The mummies were more macabre than anything I had imagined. Smeared with red clay, they were in various stages of decomposition, with parched sections of skin and muscle clinging to their skeletons. Some still had clumps of hair and full sets of nails curled in pensive positions. Their facial expressions were cut straight out of a Hollywood scream-fest, with full rows of teeth and eyeballs popping out of their skulls. One of the corpses, a female, had the smoked body of an infant pressed against her chest.
View image of There were 14 Aseki corpses in total (Credit: Credit: Ian Lloyd Neubauer)
There were 14 corpses in total, arranged on bamboo scaffolding in life-like positions or curled up like foetuses inside large baskets. Four of the corpses had disintegrated into piles of bones, their skulls peeking out through broken bits of bamboo amid the dirt.
Getting close to the mummies proved to be difficult. There was no flat ground to stand on and I repeatedly lost my footing. When Gauthier came close to where the bodies lay, he slipped and grabbed hold of the scaffolding, nearly pulling the entire shrine into the jungle below.

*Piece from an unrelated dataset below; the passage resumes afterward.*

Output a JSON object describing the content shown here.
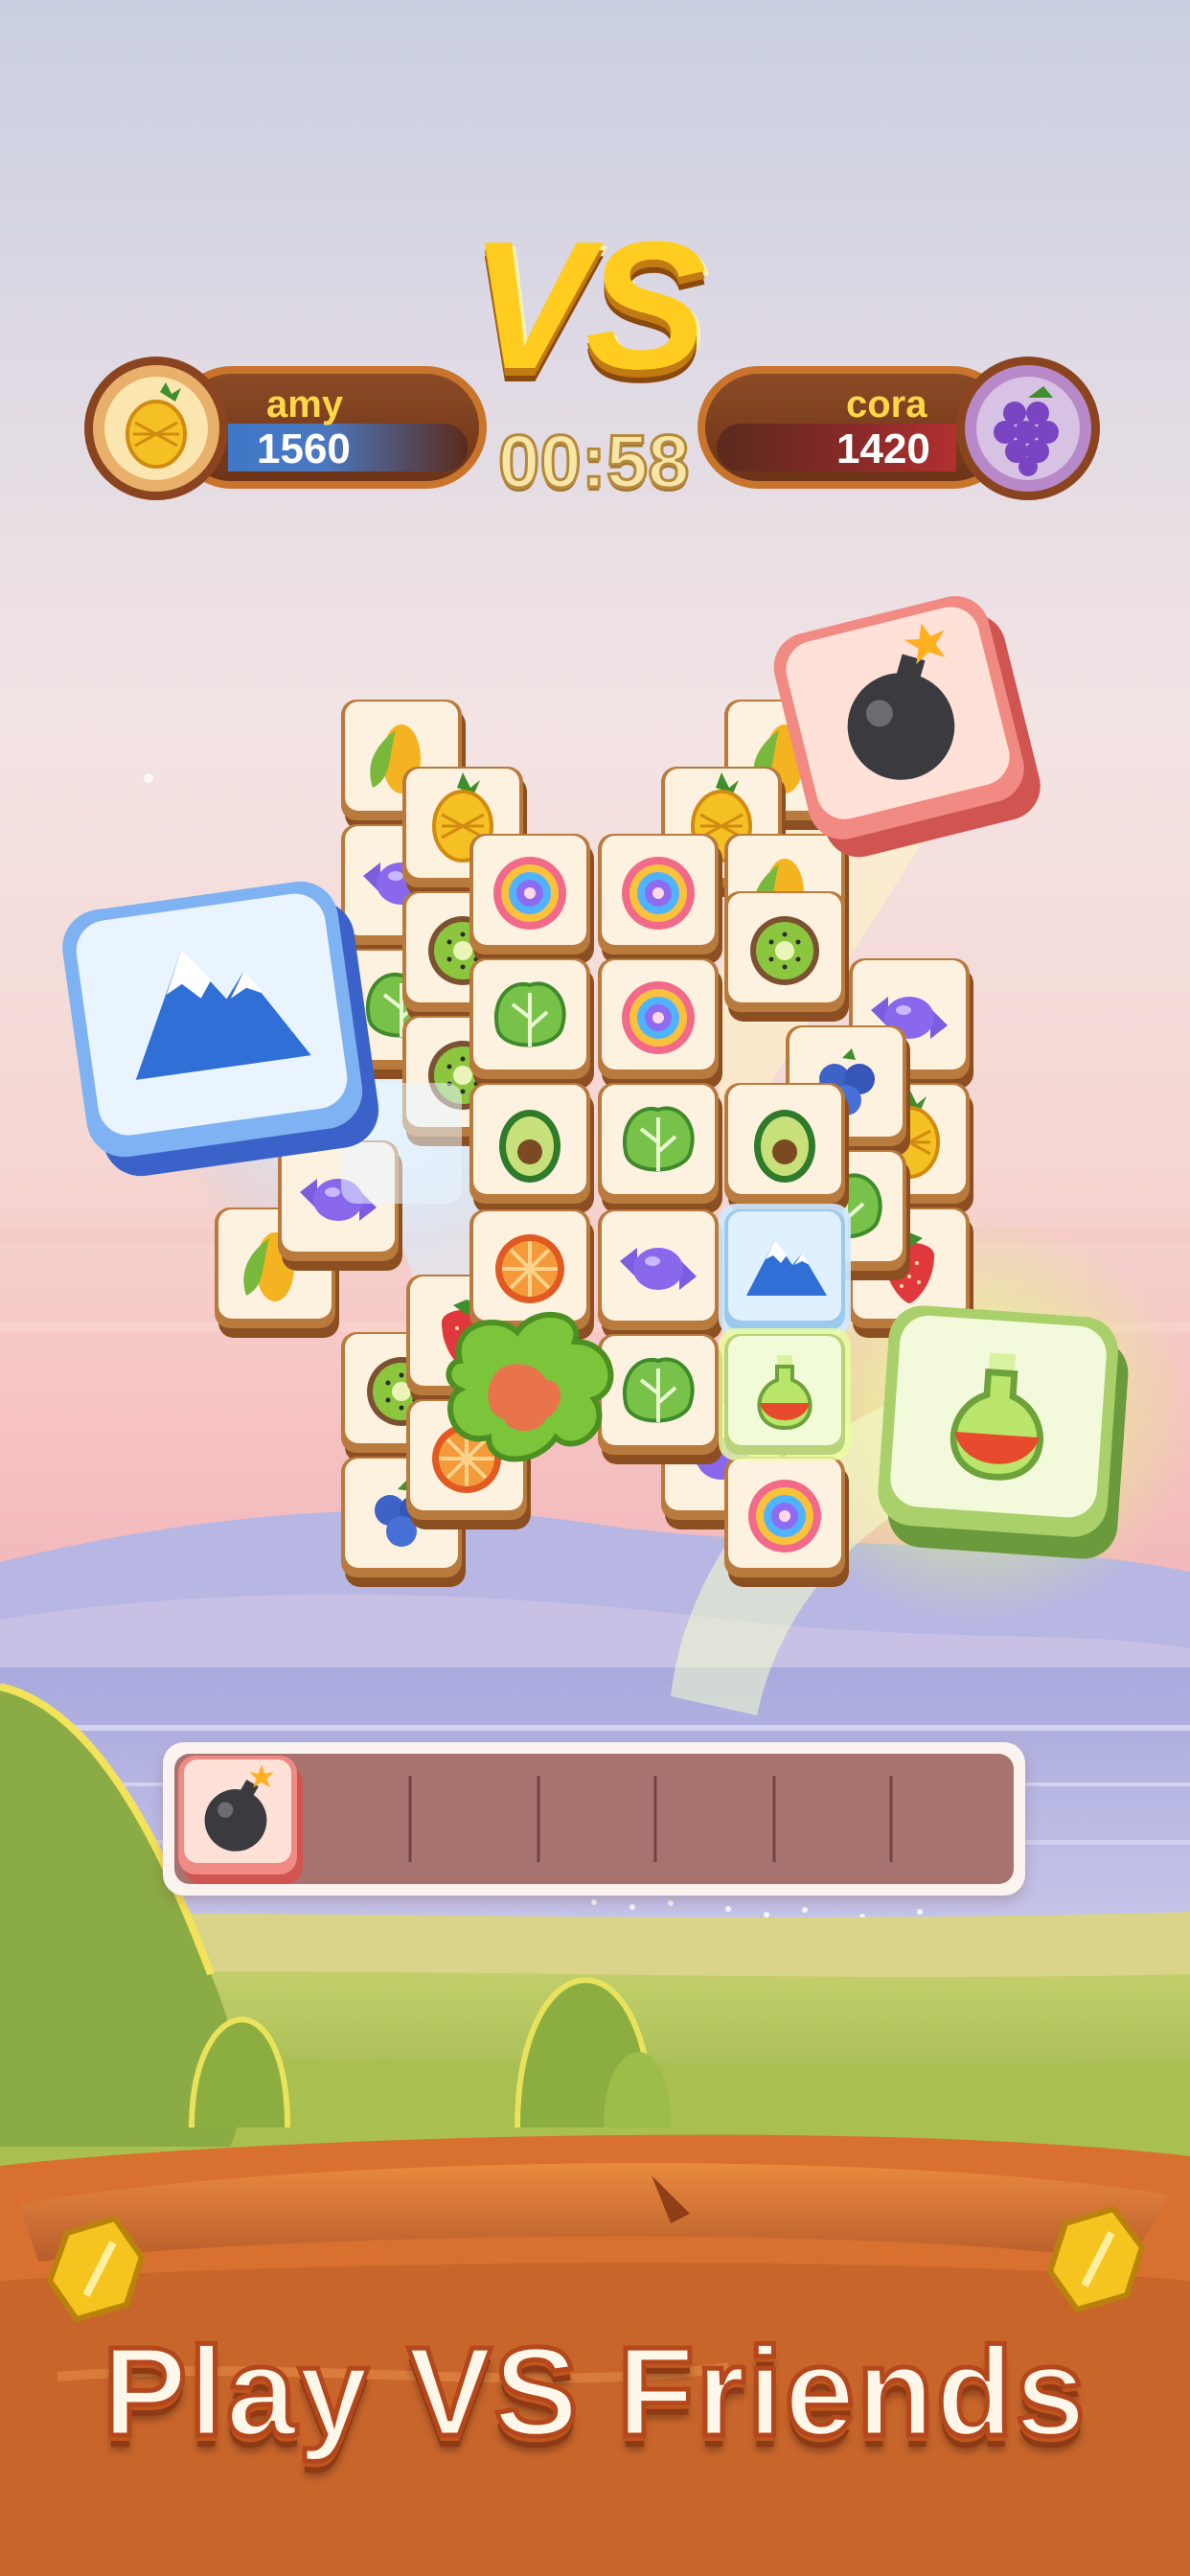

One big storm or landslide and they could easily wash away.
I knew from a National Geographic documentary filmed at Koke, another village in Aseki, that the mummies are infrequently carried to villages for restorative work. In fact, Gauthier said he’d seen these mummies on display at the Morobe Show in Lae a decade ago. But I was dumbstruck at the idea of these delicate and priceless artefacts being put in the back of a flatbed truck and driven over 250km of broken roads. Even just sitting here, they were at risk of damage by clumsy tourists, tomb raiders and the elements. One big storm or landslide and they could easily wash away.

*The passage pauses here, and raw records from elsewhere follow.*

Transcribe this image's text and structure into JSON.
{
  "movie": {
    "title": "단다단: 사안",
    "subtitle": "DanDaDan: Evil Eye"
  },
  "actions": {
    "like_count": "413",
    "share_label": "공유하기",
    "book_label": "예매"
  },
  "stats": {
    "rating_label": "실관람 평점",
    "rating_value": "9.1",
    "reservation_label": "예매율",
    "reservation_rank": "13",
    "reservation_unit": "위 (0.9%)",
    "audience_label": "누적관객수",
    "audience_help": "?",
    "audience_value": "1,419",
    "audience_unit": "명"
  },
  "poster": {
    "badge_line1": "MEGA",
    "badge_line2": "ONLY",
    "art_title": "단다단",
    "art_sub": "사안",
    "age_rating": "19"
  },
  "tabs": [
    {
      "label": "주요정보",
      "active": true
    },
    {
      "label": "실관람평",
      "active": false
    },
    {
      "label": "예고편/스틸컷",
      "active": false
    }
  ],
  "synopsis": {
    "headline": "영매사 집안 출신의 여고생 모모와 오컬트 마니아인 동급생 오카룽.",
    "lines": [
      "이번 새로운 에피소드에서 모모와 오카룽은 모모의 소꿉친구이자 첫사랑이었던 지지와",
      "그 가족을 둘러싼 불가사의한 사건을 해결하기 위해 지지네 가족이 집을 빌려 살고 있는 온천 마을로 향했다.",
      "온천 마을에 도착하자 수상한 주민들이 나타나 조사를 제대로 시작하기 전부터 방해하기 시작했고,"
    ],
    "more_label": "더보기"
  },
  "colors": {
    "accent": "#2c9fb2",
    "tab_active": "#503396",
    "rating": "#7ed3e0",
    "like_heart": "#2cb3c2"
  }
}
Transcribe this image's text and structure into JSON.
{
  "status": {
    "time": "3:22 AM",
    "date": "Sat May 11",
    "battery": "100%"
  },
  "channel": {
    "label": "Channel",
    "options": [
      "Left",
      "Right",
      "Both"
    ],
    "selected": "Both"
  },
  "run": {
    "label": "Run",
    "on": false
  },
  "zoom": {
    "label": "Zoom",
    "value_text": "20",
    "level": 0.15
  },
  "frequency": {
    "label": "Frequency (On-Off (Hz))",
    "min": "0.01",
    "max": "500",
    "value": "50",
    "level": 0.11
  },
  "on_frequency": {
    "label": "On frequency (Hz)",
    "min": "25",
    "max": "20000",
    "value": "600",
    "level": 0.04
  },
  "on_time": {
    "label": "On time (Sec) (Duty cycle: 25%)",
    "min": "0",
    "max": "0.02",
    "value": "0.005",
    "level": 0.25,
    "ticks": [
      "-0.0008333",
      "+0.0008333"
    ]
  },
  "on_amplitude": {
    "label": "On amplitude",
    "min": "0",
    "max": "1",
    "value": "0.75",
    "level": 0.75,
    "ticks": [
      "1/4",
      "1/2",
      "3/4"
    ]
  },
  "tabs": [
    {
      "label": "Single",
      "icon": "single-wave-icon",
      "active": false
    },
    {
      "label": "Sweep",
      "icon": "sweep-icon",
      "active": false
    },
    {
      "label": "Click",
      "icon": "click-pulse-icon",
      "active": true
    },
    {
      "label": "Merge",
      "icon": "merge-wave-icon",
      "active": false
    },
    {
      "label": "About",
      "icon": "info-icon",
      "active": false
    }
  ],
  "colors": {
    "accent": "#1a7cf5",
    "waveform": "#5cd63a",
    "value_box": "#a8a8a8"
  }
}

Stories lost in time and translation
Most of what’s known about the mummies is based on hearsay, exaggeration or flights of the imagination. Even the locals I spoke to – Dickson, a pastor named Loland and a schoolteacher named Nimas – seemed to offer different stories about the ritual’s past.
The first documented report on the smoked corpses was by British explorer Charles Higginson in 1907 – seven years prior to the start of WWI. Yet according to Dickson, the mummying practice began during WWI, when the Anga attacked the first group of missionaries to arrive in Aseki. His great-grandfather, one of the corpses we saw under the cliff, was shot dead by the missionaries in self-defence.

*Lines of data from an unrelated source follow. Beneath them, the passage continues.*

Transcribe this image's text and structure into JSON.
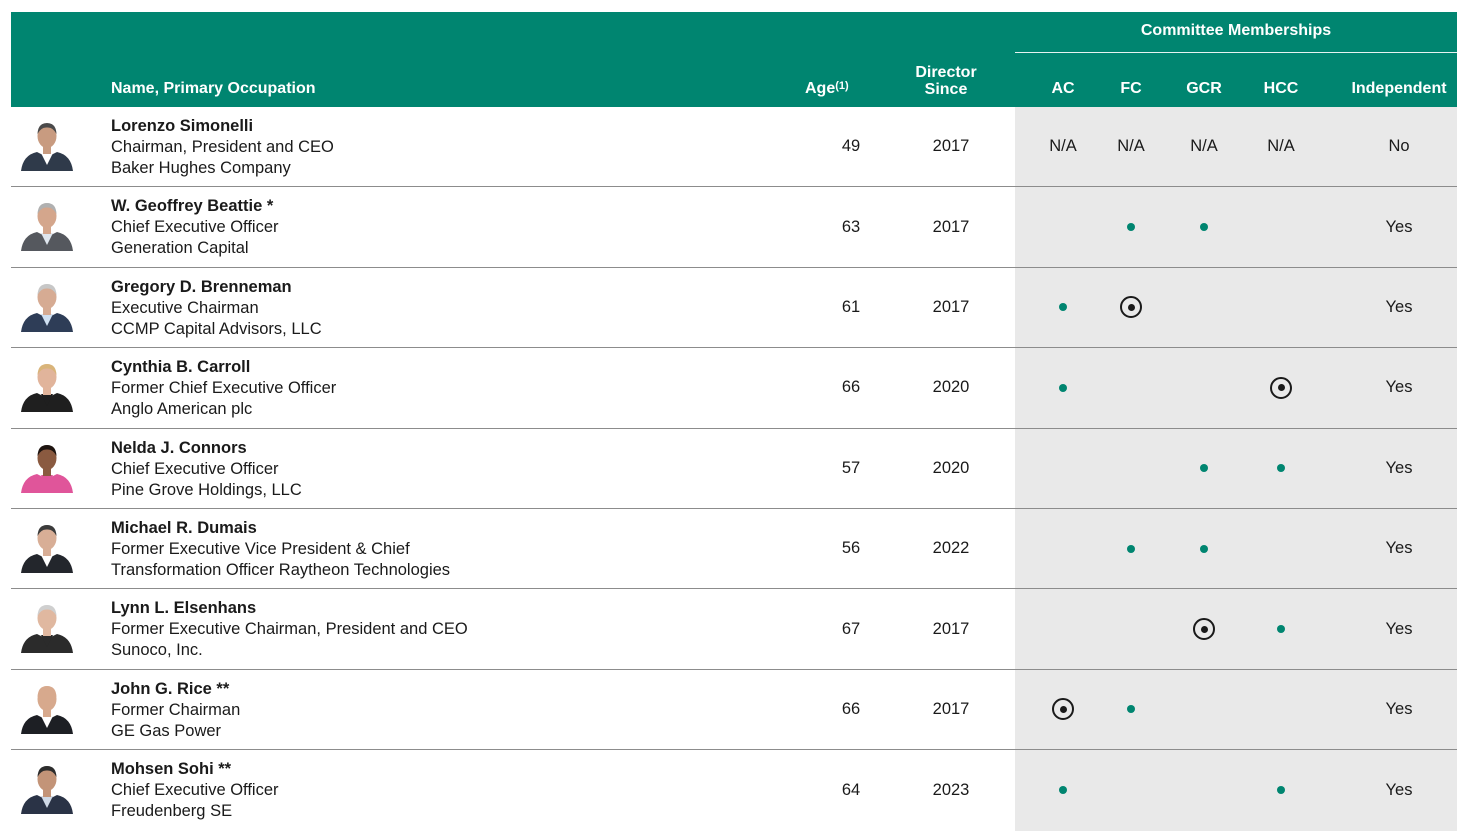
{
  "header": {
    "group": "Committee Memberships",
    "name": "Name, Primary Occupation",
    "age": "Age",
    "age_note": "(1)",
    "since_1": "Director",
    "since_2": "Since",
    "cols": [
      "AC",
      "FC",
      "GCR",
      "HCC",
      "Independent"
    ]
  },
  "legend": {
    "member": "dot",
    "chair": "circled-dot"
  },
  "colors": {
    "header_bg": "#008570",
    "member_dot": "#008570",
    "committee_shade": "#e9e9e9"
  },
  "directors": [
    {
      "name": "Lorenzo Simonelli",
      "occ1": "Chairman, President and CEO",
      "occ2": "Baker Hughes Company",
      "age": "49",
      "since": "2017",
      "ac": "N/A",
      "fc": "N/A",
      "gcr": "N/A",
      "hcc": "N/A",
      "ind": "No",
      "photo": {
        "skin": "#c89b80",
        "hair": "#4a4a4a",
        "top": "#2f3a4a",
        "shirt": "#ffffff"
      }
    },
    {
      "name": "W. Geoffrey Beattie *",
      "occ1": "Chief Executive Officer",
      "occ2": "Generation Capital",
      "age": "63",
      "since": "2017",
      "ac": "",
      "fc": "member",
      "gcr": "member",
      "hcc": "",
      "ind": "Yes",
      "photo": {
        "skin": "#d4a68c",
        "hair": "#b0b0b0",
        "top": "#55585e",
        "shirt": "#dfe6ee"
      }
    },
    {
      "name": "Gregory D. Brenneman",
      "occ1": "Executive Chairman",
      "occ2": "CCMP Capital Advisors, LLC",
      "age": "61",
      "since": "2017",
      "ac": "member",
      "fc": "chair",
      "gcr": "",
      "hcc": "",
      "ind": "Yes",
      "photo": {
        "skin": "#d6ab93",
        "hair": "#c7c7c7",
        "top": "#2e3d57",
        "shirt": "#cfe0f2"
      }
    },
    {
      "name": "Cynthia B. Carroll",
      "occ1": "Former Chief Executive Officer",
      "occ2": "Anglo American plc",
      "age": "66",
      "since": "2020",
      "ac": "member",
      "fc": "",
      "gcr": "",
      "hcc": "chair",
      "ind": "Yes",
      "photo": {
        "skin": "#e1b49b",
        "hair": "#d9b47a",
        "top": "#1f1f1f",
        "shirt": "#1f1f1f"
      }
    },
    {
      "name": "Nelda J. Connors",
      "occ1": "Chief Executive Officer",
      "occ2": "Pine Grove Holdings, LLC",
      "age": "57",
      "since": "2020",
      "ac": "",
      "fc": "",
      "gcr": "member",
      "hcc": "member",
      "ind": "Yes",
      "photo": {
        "skin": "#8a5a40",
        "hair": "#1e1410",
        "top": "#e0559a",
        "shirt": "#e0559a"
      }
    },
    {
      "name": "Michael R. Dumais",
      "occ1": "Former Executive Vice President & Chief",
      "occ2": "Transformation Officer Raytheon Technologies",
      "age": "56",
      "since": "2022",
      "ac": "",
      "fc": "member",
      "gcr": "member",
      "hcc": "",
      "ind": "Yes",
      "photo": {
        "skin": "#d8ae96",
        "hair": "#3b3b3b",
        "top": "#23262c",
        "shirt": "#ffffff"
      }
    },
    {
      "name": "Lynn L. Elsenhans",
      "occ1": "Former Executive Chairman, President and CEO",
      "occ2": "Sunoco, Inc.",
      "age": "67",
      "since": "2017",
      "ac": "",
      "fc": "",
      "gcr": "chair",
      "hcc": "member",
      "ind": "Yes",
      "photo": {
        "skin": "#e0b8a0",
        "hair": "#cfcfcf",
        "top": "#2b2b2b",
        "shirt": "#2b2b2b"
      }
    },
    {
      "name": "John G. Rice **",
      "occ1": "Former Chairman",
      "occ2": "GE Gas Power",
      "age": "66",
      "since": "2017",
      "ac": "chair",
      "fc": "member",
      "gcr": "",
      "hcc": "",
      "ind": "Yes",
      "photo": {
        "skin": "#d7a98d",
        "hair": "#d7a98d",
        "top": "#1d1f24",
        "shirt": "#ffffff"
      }
    },
    {
      "name": "Mohsen Sohi **",
      "occ1": "Chief Executive Officer",
      "occ2": "Freudenberg SE",
      "age": "64",
      "since": "2023",
      "ac": "member",
      "fc": "",
      "gcr": "",
      "hcc": "member",
      "ind": "Yes",
      "photo": {
        "skin": "#c39478",
        "hair": "#2c2c2c",
        "top": "#2a3346",
        "shirt": "#cfd9e6"
      }
    }
  ]
}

View image of Bodies were smoked over months in a “spirit haus" (Credit: Credit: Ian Lloyd Neubauer)
Dickson said the event sparked a series of payback killings that came to an end when the missionaries gifted the natives salt, with which they began embalming their dead. The practice only lasted for a generation, he added, since a second round of missionaries successfully converted the Anga to Christianity.
Loland and Nimas confirmed that the smoke corpse ritual ended in 1949, when missionaries took firm root in Aseki. But unlike Dickson, Loland and Nimas said mummification had been practiced by the Anga for centuries. The bodies were not cured using salt, they explained, but smoked over months in a “spirit haus”. They were then covered in red clay to maintain their structural integrity and placed in shrines in the jungle.
View image of The mysteries of the smoked corpses may never be solved (Credit: Credit: Ian Lloyd Neubauer)
Nimas also said that cannibalism was never practiced in this part of Papua New Guinea – a statement that contradicts Higginson’s 1907 description of the Anga as bloodthirsty savages who greedily lapped up the entrails of their own kin during the smoking process. But if that was the case, of course, then why didn’t the Anga didn’t make a meal of Higginson, a lone and defenceless foreigner living in their midst?
Some secrets, perhaps, are best kept with the dead.
Before departing, I asked Dickson one more question: was it true that embalmers drained the corpses’ body fat and used it as cooking oil during the embalming process, as is claimed by Higginson and nearly every report written on the mummies in the century that has elapsed?
Dickson’s face showed instant incredulity. “Tok giaman blo wait man (white man’s lie),” he replied.
Some secrets, perhaps, are best kept with the dead.